    I suppose the early forget-me-not (Myosotis ramosissima) is not really a weed of cultivation,it is a small plant that manages to survive in dry, barren places and that includes pavements and gutters. It grows quite readily on the roadsides here where I live. It can also be found on rocks and walls near the sea.

    It is a small plant, probably due to lack of nutrition from the hostile environments it grows in and also to its inability to get a firm foothold to support anything bigger. Each flower is tiny but indisputably 'forget-me-not' shaped. Usually there is a small cluster of three or flowers at the top of the stem and below that are seed pods from earlier flowers that have been pollinated. Each seed pod is at the end of a small stalk ans the stalks run alternately opposite up the stem. Although my reference book says that this plant flowers from April to June we can see them in flower as early as late February.

    This is a quite inconspicuous little plant and as such it seems to have escaped attention on the Internet and I cannot find any interesting facts about it!


     

Common Name Early Forget-me-not
Scientific Name Myosotis ramosissima
Species Group Borage Family Boraginaceae
Status
Interest Level
2
Visabile
Look for
Identification Notes
Primary Habitat
Family Borage family - Boraginaceae
Status Locally frequent
Flower Colour Group Blue
Visible
  • 04 - April
  • 05 - May
  • 06 - June
Preferred Environment
Look for Small hairy forget-me-not with pale leaves
Additional Identification Notes
Similar Species

The records for this species have been organised into reports, charts, maps and photos. Click a pic below to see the detail:

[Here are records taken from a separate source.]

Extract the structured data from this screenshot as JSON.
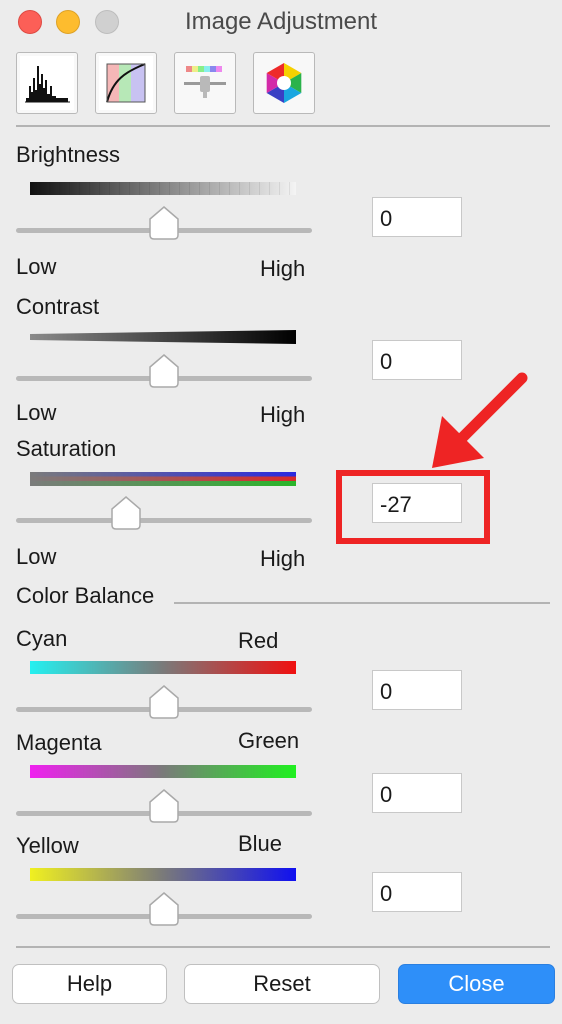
{
  "window": {
    "title": "Image Adjustment"
  },
  "toolbar": {
    "tools": [
      {
        "icon": "histogram-icon"
      },
      {
        "icon": "curves-icon"
      },
      {
        "icon": "levels-slider-icon"
      },
      {
        "icon": "color-wheel-icon"
      }
    ]
  },
  "brightness": {
    "label": "Brightness",
    "low": "Low",
    "high": "High",
    "value": "0",
    "slider_level": 0.5
  },
  "contrast": {
    "label": "Contrast",
    "low": "Low",
    "high": "High",
    "value": "0",
    "slider_level": 0.5
  },
  "saturation": {
    "label": "Saturation",
    "low": "Low",
    "high": "High",
    "value": "-27",
    "slider_level": 0.37
  },
  "color_balance": {
    "label": "Color Balance",
    "cyan_red": {
      "left": "Cyan",
      "right": "Red",
      "value": "0",
      "slider_level": 0.5
    },
    "magenta_green": {
      "left": "Magenta",
      "right": "Green",
      "value": "0",
      "slider_level": 0.5
    },
    "yellow_blue": {
      "left": "Yellow",
      "right": "Blue",
      "value": "0",
      "slider_level": 0.5
    }
  },
  "buttons": {
    "help": "Help",
    "reset": "Reset",
    "close": "Close"
  },
  "colors": {
    "accent": "#2e8ff9",
    "highlight": "#ee2424"
  }
}
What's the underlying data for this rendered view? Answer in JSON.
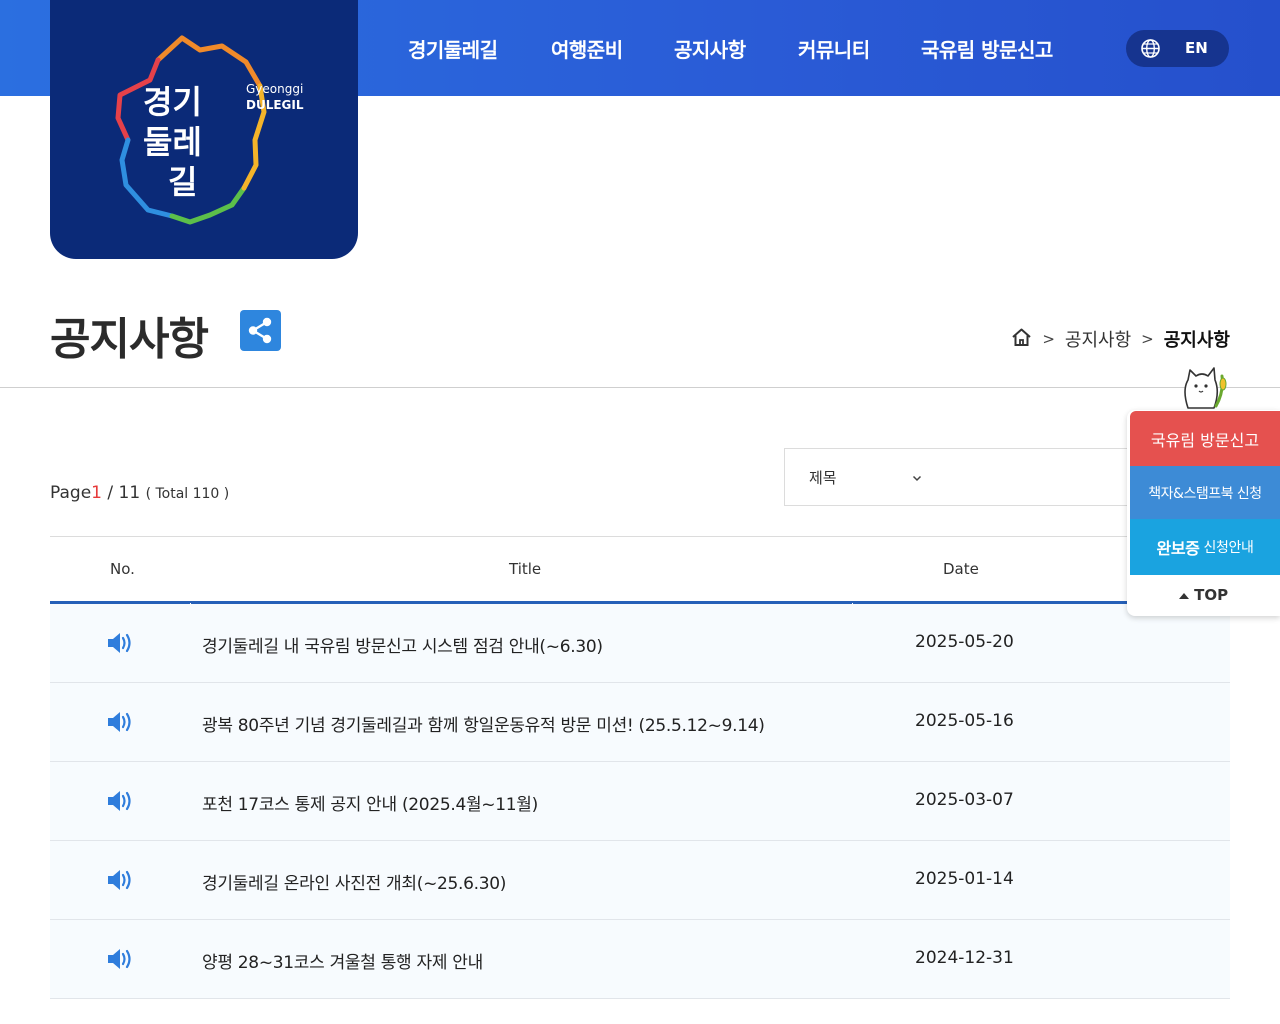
{
  "header": {
    "logo": {
      "title_ko": "경기둘레길",
      "title_en_line1": "Gyeonggi",
      "title_en_line2": "DULEGIL"
    },
    "nav": [
      "경기둘레길",
      "여행준비",
      "공지사항",
      "커뮤니티",
      "국유림 방문신고"
    ],
    "lang": {
      "icon": "globe-icon",
      "label": "EN"
    },
    "colors": {
      "bar": "#2a5bd6",
      "logo_bg": "#0b2a78"
    }
  },
  "page": {
    "title": "공지사항",
    "share_icon": "share-icon",
    "breadcrumb": {
      "home_icon": "home-icon",
      "sep": ">",
      "items": [
        "공지사항",
        "공지사항"
      ]
    }
  },
  "listing": {
    "page_label": "Page",
    "current_page": "1",
    "page_sep": "/ 11",
    "total": "( Total 110 )",
    "search_field": "제목"
  },
  "table": {
    "headers": {
      "no": "No.",
      "title": "Title",
      "date": "Date"
    },
    "rows": [
      {
        "icon": "speaker-icon",
        "title": "경기둘레길 내 국유림 방문신고 시스템 점검 안내(~6.30)",
        "date": "2025-05-20"
      },
      {
        "icon": "speaker-icon",
        "title": "광복 80주년 기념 경기둘레길과 함께 항일운동유적 방문 미션! (25.5.12~9.14)",
        "date": "2025-05-16"
      },
      {
        "icon": "speaker-icon",
        "title": "포천 17코스 통제 공지 안내 (2025.4월~11월)",
        "date": "2025-03-07"
      },
      {
        "icon": "speaker-icon",
        "title": "경기둘레길 온라인 사진전 개최(~25.6.30)",
        "date": "2025-01-14"
      },
      {
        "icon": "speaker-icon",
        "title": "양평 28~31코스 겨울철 통행 자제 안내",
        "date": "2024-12-31"
      }
    ]
  },
  "quick_menu": {
    "visit_report": "국유림 방문신고",
    "stampbook": "책자&스탬프북 신청",
    "complete_bold": "완보증",
    "complete_rest": "신청안내",
    "top": "TOP",
    "colors": {
      "visit": "#e5514f",
      "stamp": "#3d8bd6",
      "complete": "#1aa3e0"
    }
  }
}
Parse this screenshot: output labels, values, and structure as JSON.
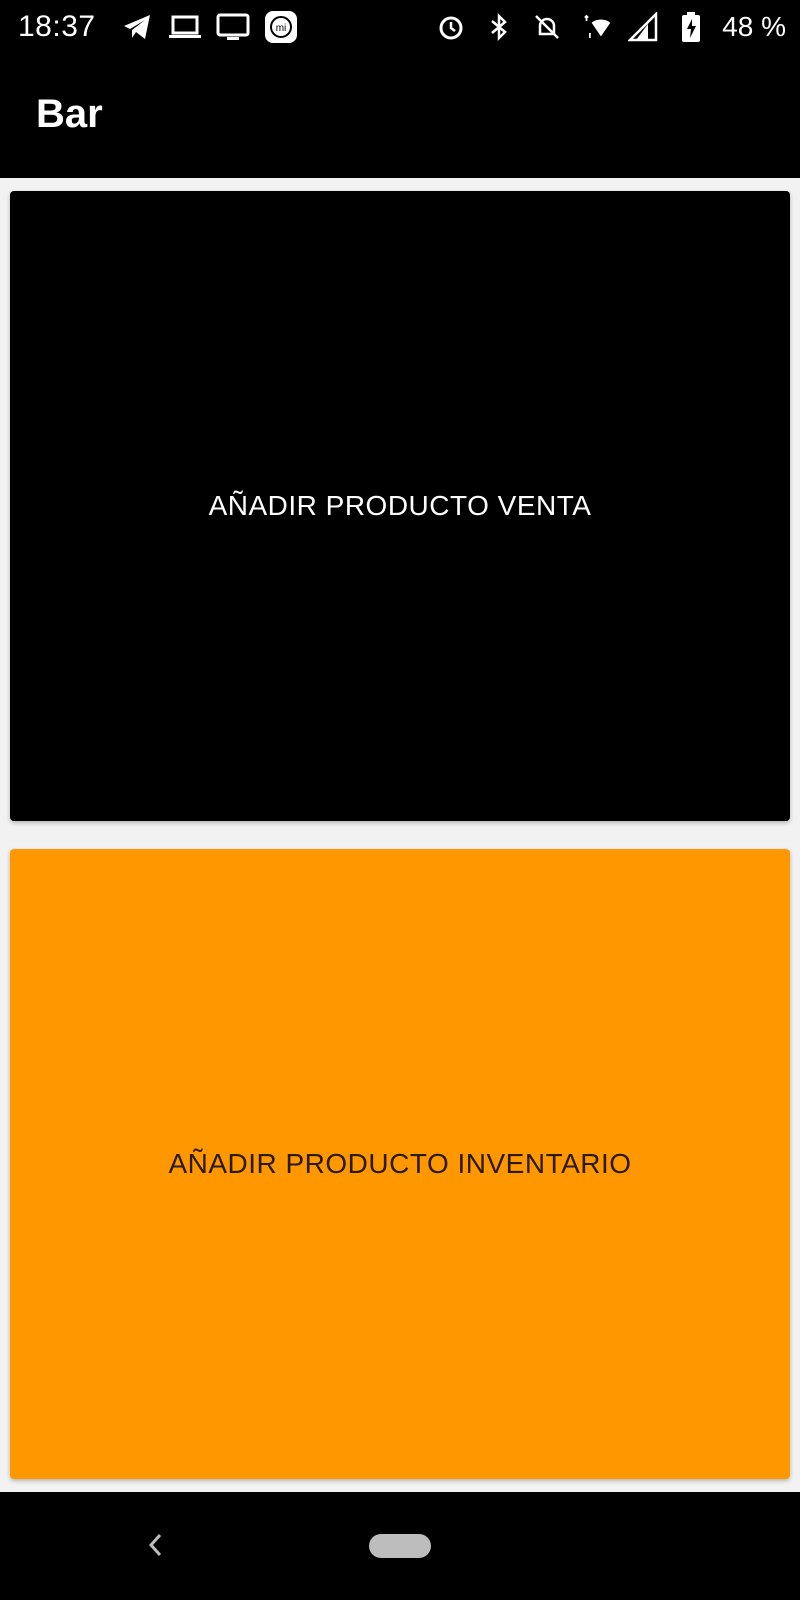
{
  "status_bar": {
    "time": "18:37",
    "battery": "48 %",
    "left_icons": [
      "telegram-icon",
      "laptop-icon",
      "monitor-icon",
      "mi-icon"
    ],
    "right_icons": [
      "alarm-icon",
      "bluetooth-icon",
      "notifications-off-icon",
      "wifi-icon",
      "signal-icon",
      "battery-icon"
    ]
  },
  "app_bar": {
    "title": "Bar"
  },
  "cards": {
    "sale": {
      "label": "AÑADIR PRODUCTO VENTA",
      "color": "#000000"
    },
    "inventory": {
      "label": "AÑADIR PRODUCTO INVENTARIO",
      "color": "#FF9800"
    }
  },
  "nav_bar": {
    "icons": [
      "back-icon",
      "home-pill-icon"
    ]
  }
}
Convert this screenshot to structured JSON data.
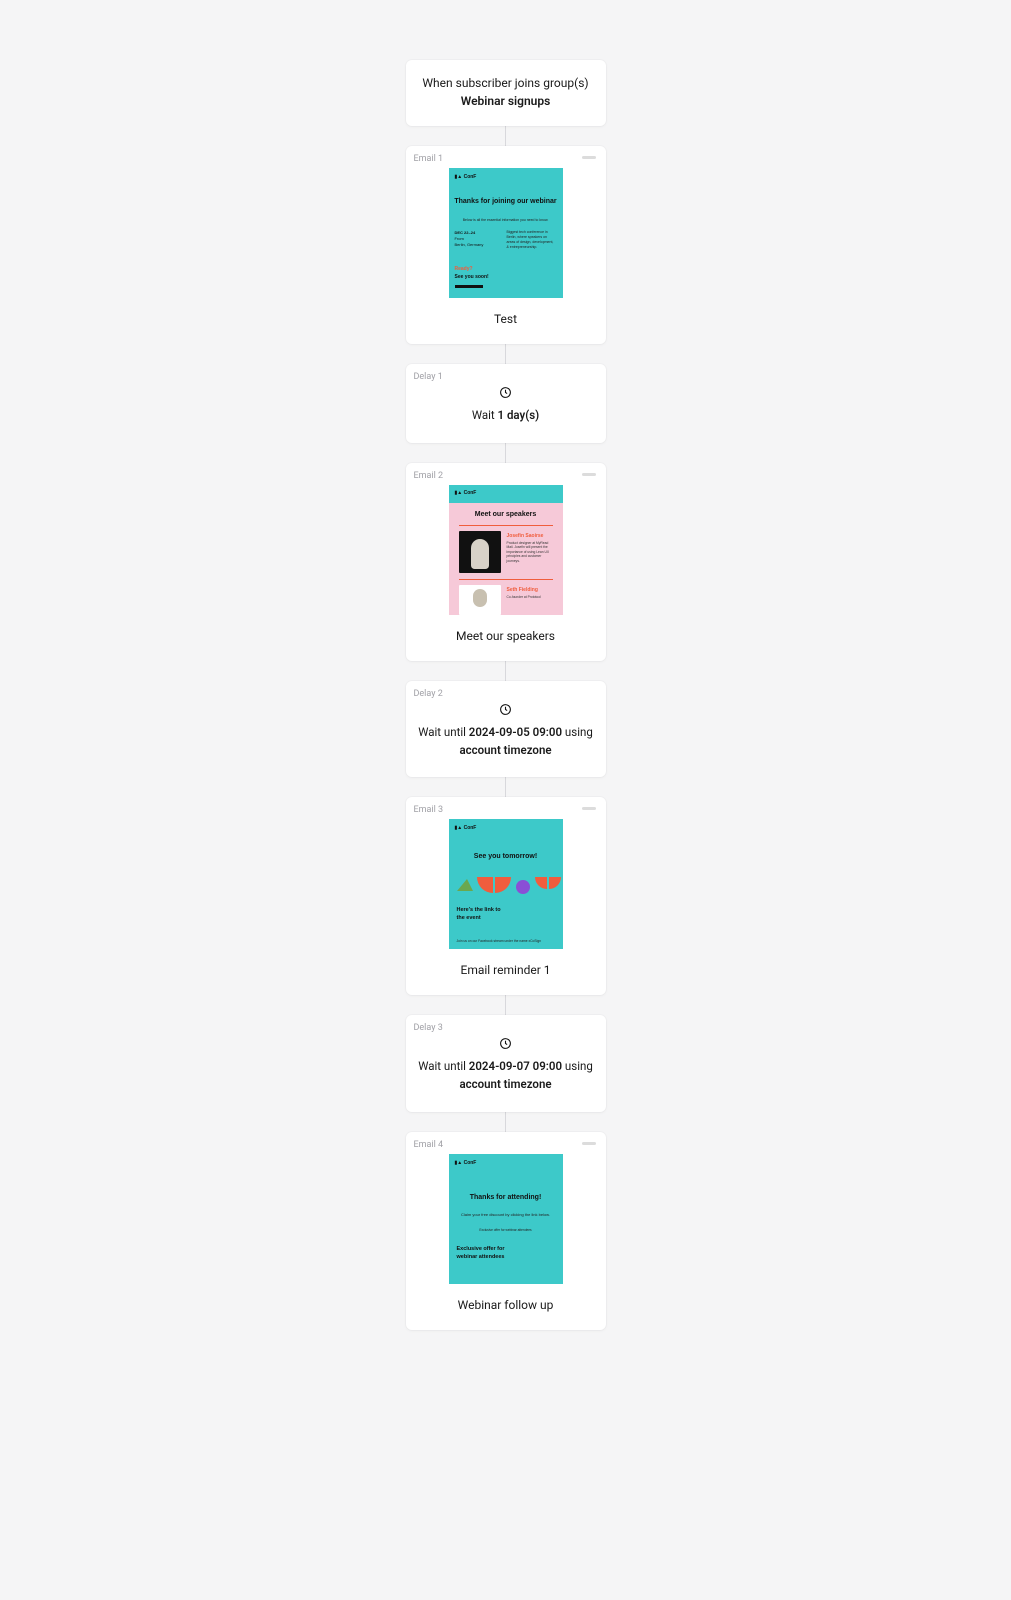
{
  "trigger": {
    "prefix": "When subscriber joins group(s) ",
    "group": "Webinar signups"
  },
  "steps": [
    {
      "type": "email",
      "label": "Email 1",
      "title": "Test",
      "thumb": {
        "logo": "▮▲ ConF",
        "headline": "Thanks for joining our webinar",
        "sub": "Below is all the essential information you need to know.",
        "date_label": "DEC 22–24",
        "from_label": "From",
        "location": "Berlin, Germany",
        "blurb": "Biggest tech conference in Berlin, where speakers on areas of design, development, & entrepreneurship.",
        "ready": "Ready?",
        "soon": "See you soon!"
      }
    },
    {
      "type": "delay",
      "label": "Delay 1",
      "text_prefix": "Wait ",
      "bold": "1 day(s)"
    },
    {
      "type": "email",
      "label": "Email 2",
      "title": "Meet our speakers",
      "thumb": {
        "logo": "▮▲ ConF",
        "headline": "Meet our speakers",
        "speaker1_name": "Josefin Saoirse",
        "speaker1_desc": "Product designer at MyRead Mail. Josefin will present the importance of using Lean UX principles and customer journeys.",
        "speaker2_name": "Seth Fielding",
        "speaker2_desc": "Co-founder at Prototool"
      }
    },
    {
      "type": "delay",
      "label": "Delay 2",
      "text_prefix": "Wait until ",
      "bold": "2024-09-05 09:00",
      "mid": " using ",
      "bold2": "account timezone"
    },
    {
      "type": "email",
      "label": "Email 3",
      "title": "Email reminder 1",
      "thumb": {
        "logo": "▮▲ ConF",
        "headline": "See you tomorrow!",
        "line1": "Here's the link to",
        "line2": "the event",
        "sub": "Join us on our Facebook stream under the name xCoSign"
      }
    },
    {
      "type": "delay",
      "label": "Delay 3",
      "text_prefix": "Wait until ",
      "bold": "2024-09-07 09:00",
      "mid": " using ",
      "bold2": "account timezone"
    },
    {
      "type": "email",
      "label": "Email 4",
      "title": "Webinar follow up",
      "thumb": {
        "logo": "▮▲ ConF",
        "headline": "Thanks for attending!",
        "sub": "Claim your free discount by clicking the link below.",
        "note": "Exclusive offer for webinar attendees",
        "line1": "Exclusive offer for",
        "line2": "webinar attendees"
      }
    }
  ]
}
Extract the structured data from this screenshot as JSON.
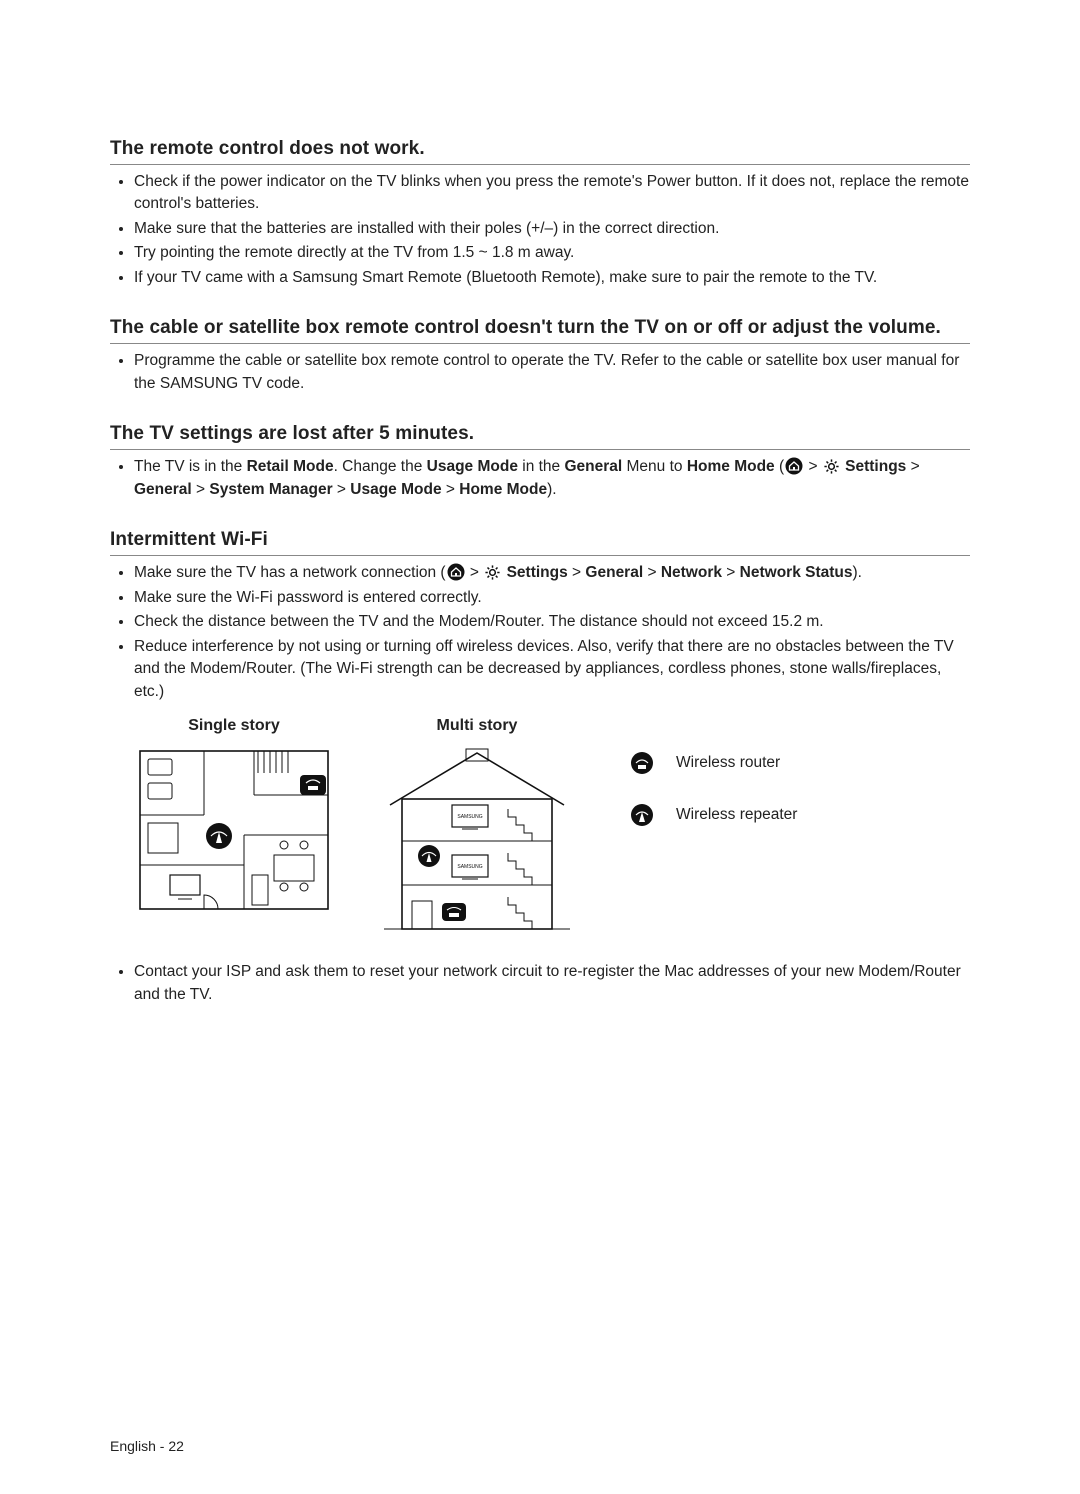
{
  "sections": [
    {
      "title": "The remote control does not work.",
      "bullets": [
        "Check if the power indicator on the TV blinks when you press the remote's Power button. If it does not, replace the remote control's batteries.",
        "Make sure that the batteries are installed with their poles (+/–) in the correct direction.",
        "Try pointing the remote directly at the TV from 1.5 ~ 1.8 m away.",
        "If your TV came with a Samsung Smart Remote (Bluetooth Remote), make sure to pair the remote to the TV."
      ]
    },
    {
      "title": "The cable or satellite box remote control doesn't turn the TV on or off or adjust the volume.",
      "bullets": [
        "Programme the cable or satellite box remote control to operate the TV. Refer to the cable or satellite box user manual for the SAMSUNG TV code."
      ]
    },
    {
      "title": "The TV settings are lost after 5 minutes."
    },
    {
      "title": "Intermittent Wi-Fi"
    }
  ],
  "retail_mode": {
    "pre": "The TV is in the ",
    "b1": "Retail Mode",
    "mid1": ". Change the ",
    "b2": "Usage Mode",
    "mid2": " in the ",
    "b3": "General",
    "mid3": " Menu to ",
    "b4": "Home Mode",
    "open": " (",
    "sep": " > ",
    "settings": "Settings",
    "general": "General",
    "sys": "System Manager",
    "usage": "Usage Mode",
    "home": "Home Mode",
    "close": ")."
  },
  "wifi": {
    "line1_pre": "Make sure the TV has a network connection (",
    "settings": "Settings",
    "general": "General",
    "network": "Network",
    "status": "Network Status",
    "line1_post": ").",
    "line2": "Make sure the Wi-Fi password is entered correctly.",
    "line3": "Check the distance between the TV and the Modem/Router. The distance should not exceed 15.2 m.",
    "line4": "Reduce interference by not using or turning off wireless devices. Also, verify that there are no obstacles between the TV and the Modem/Router. (The Wi-Fi strength can be decreased by appliances, cordless phones, stone walls/fireplaces, etc.)",
    "line5": "Contact your ISP and ask them to reset your network circuit to re-register the Mac addresses of your new Modem/Router and the TV."
  },
  "diagram": {
    "single": "Single story",
    "multi": "Multi story",
    "router": "Wireless router",
    "repeater": "Wireless repeater"
  },
  "footer": {
    "lang": "English",
    "dash": " - ",
    "page": "22"
  }
}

Notebook Distribution Map Sites List Some Charts Some Photographs Recent Records Guidance Notes

To see related species click here: 

Borage Family Boraginaceae